| WHAT IS EXPECTED |
An accurate, complete copy of the records below is required.
*** Begin section ***
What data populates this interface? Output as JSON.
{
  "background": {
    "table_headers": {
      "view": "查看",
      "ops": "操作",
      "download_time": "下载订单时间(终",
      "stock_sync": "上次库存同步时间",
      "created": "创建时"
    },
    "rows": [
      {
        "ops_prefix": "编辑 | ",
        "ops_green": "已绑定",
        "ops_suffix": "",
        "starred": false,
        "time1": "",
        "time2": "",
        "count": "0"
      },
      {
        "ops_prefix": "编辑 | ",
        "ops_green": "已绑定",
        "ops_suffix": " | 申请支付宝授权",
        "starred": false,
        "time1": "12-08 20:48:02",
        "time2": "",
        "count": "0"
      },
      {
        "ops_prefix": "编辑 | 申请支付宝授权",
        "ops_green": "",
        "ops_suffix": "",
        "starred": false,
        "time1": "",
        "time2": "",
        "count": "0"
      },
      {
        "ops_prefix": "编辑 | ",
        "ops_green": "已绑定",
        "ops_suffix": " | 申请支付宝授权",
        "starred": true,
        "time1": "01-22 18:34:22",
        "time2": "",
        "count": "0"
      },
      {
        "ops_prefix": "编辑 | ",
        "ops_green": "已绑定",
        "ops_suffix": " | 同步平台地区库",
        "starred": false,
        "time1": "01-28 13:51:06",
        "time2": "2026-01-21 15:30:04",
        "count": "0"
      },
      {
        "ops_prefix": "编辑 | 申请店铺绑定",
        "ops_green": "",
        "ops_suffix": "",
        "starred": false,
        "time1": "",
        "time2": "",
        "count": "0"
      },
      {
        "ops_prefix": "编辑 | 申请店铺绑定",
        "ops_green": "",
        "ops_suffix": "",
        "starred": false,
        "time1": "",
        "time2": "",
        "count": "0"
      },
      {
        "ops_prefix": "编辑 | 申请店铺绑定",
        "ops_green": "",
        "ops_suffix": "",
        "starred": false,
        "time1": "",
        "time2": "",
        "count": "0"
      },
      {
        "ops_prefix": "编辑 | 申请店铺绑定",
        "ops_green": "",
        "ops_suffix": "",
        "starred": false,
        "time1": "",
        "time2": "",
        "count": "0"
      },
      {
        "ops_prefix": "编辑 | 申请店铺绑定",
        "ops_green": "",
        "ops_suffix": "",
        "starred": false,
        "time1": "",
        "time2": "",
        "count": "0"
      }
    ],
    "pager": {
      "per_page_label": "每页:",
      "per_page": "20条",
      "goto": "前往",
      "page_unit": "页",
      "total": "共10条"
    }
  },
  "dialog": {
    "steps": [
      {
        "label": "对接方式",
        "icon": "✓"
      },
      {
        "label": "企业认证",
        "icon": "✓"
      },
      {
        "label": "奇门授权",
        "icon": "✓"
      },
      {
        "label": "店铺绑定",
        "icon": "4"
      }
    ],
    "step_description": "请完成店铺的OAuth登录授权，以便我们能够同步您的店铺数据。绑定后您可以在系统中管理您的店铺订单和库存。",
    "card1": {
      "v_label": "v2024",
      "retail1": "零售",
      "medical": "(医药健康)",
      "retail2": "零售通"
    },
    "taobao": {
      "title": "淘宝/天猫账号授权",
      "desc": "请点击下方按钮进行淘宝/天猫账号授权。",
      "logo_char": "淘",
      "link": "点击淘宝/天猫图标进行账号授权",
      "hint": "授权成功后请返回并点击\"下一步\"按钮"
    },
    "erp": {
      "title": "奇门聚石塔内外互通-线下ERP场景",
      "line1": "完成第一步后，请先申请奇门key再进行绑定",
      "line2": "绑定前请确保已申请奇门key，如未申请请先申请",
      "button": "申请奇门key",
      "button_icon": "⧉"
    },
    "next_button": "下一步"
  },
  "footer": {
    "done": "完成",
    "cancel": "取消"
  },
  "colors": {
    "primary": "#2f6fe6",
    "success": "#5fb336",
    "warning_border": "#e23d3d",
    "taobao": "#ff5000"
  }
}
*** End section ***
| TASK ANSWER |
What data populates this interface? Output as JSON.
{
  "background": {
    "table_headers": {
      "view": "查看",
      "ops": "操作",
      "download_time": "下载订单时间(终",
      "stock_sync": "上次库存同步时间",
      "created": "创建时"
    },
    "rows": [
      {
        "ops_prefix": "编辑 | ",
        "ops_green": "已绑定",
        "ops_suffix": "",
        "starred": false,
        "time1": "",
        "time2": "",
        "count": "0"
      },
      {
        "ops_prefix": "编辑 | ",
        "ops_green": "已绑定",
        "ops_suffix": " | 申请支付宝授权",
        "starred": false,
        "time1": "12-08 20:48:02",
        "time2": "",
        "count": "0"
      },
      {
        "ops_prefix": "编辑 | 申请支付宝授权",
        "ops_green": "",
        "ops_suffix": "",
        "starred": false,
        "time1": "",
        "time2": "",
        "count": "0"
      },
      {
        "ops_prefix": "编辑 | ",
        "ops_green": "已绑定",
        "ops_suffix": " | 申请支付宝授权",
        "starred": true,
        "time1": "01-22 18:34:22",
        "time2": "",
        "count": "0"
      },
      {
        "ops_prefix": "编辑 | ",
        "ops_green": "已绑定",
        "ops_suffix": " | 同步平台地区库",
        "starred": false,
        "time1": "01-28 13:51:06",
        "time2": "2026-01-21 15:30:04",
        "count": "0"
      },
      {
        "ops_prefix": "编辑 | 申请店铺绑定",
        "ops_green": "",
        "ops_suffix": "",
        "starred": false,
        "time1": "",
        "time2": "",
        "count": "0"
      },
      {
        "ops_prefix": "编辑 | 申请店铺绑定",
        "ops_green": "",
        "ops_suffix": "",
        "starred": false,
        "time1": "",
        "time2": "",
        "count": "0"
      },
      {
        "ops_prefix": "编辑 | 申请店铺绑定",
        "ops_green": "",
        "ops_suffix": "",
        "starred": false,
        "time1": "",
        "time2": "",
        "count": "0"
      },
      {
        "ops_prefix": "编辑 | 申请店铺绑定",
        "ops_green": "",
        "ops_suffix": "",
        "starred": false,
        "time1": "",
        "time2": "",
        "count": "0"
      },
      {
        "ops_prefix": "编辑 | 申请店铺绑定",
        "ops_green": "",
        "ops_suffix": "",
        "starred": false,
        "time1": "",
        "time2": "",
        "count": "0"
      }
    ],
    "pager": {
      "per_page_label": "每页:",
      "per_page": "20条",
      "goto": "前往",
      "page_unit": "页",
      "total": "共10条"
    }
  },
  "dialog": {
    "steps": [
      {
        "label": "对接方式",
        "icon": "✓"
      },
      {
        "label": "企业认证",
        "icon": "✓"
      },
      {
        "label": "奇门授权",
        "icon": "✓"
      },
      {
        "label": "店铺绑定",
        "icon": "4"
      }
    ],
    "step_description": "请完成店铺的OAuth登录授权，以便我们能够同步您的店铺数据。绑定后您可以在系统中管理您的店铺订单和库存。",
    "card1": {
      "v_label": "v2024",
      "retail1": "零售",
      "medical": "(医药健康)",
      "retail2": "零售通"
    },
    "taobao": {
      "title": "淘宝/天猫账号授权",
      "desc": "请点击下方按钮进行淘宝/天猫账号授权。",
      "logo_char": "淘",
      "link": "点击淘宝/天猫图标进行账号授权",
      "hint": "授权成功后请返回并点击\"下一步\"按钮"
    },
    "erp": {
      "title": "奇门聚石塔内外互通-线下ERP场景",
      "line1": "完成第一步后，请先申请奇门key再进行绑定",
      "line2": "绑定前请确保已申请奇门key，如未申请请先申请",
      "button": "申请奇门key",
      "button_icon": "⧉"
    },
    "next_button": "下一步"
  },
  "footer": {
    "done": "完成",
    "cancel": "取消"
  },
  "colors": {
    "primary": "#2f6fe6",
    "success": "#5fb336",
    "warning_border": "#e23d3d",
    "taobao": "#ff5000"
  }
}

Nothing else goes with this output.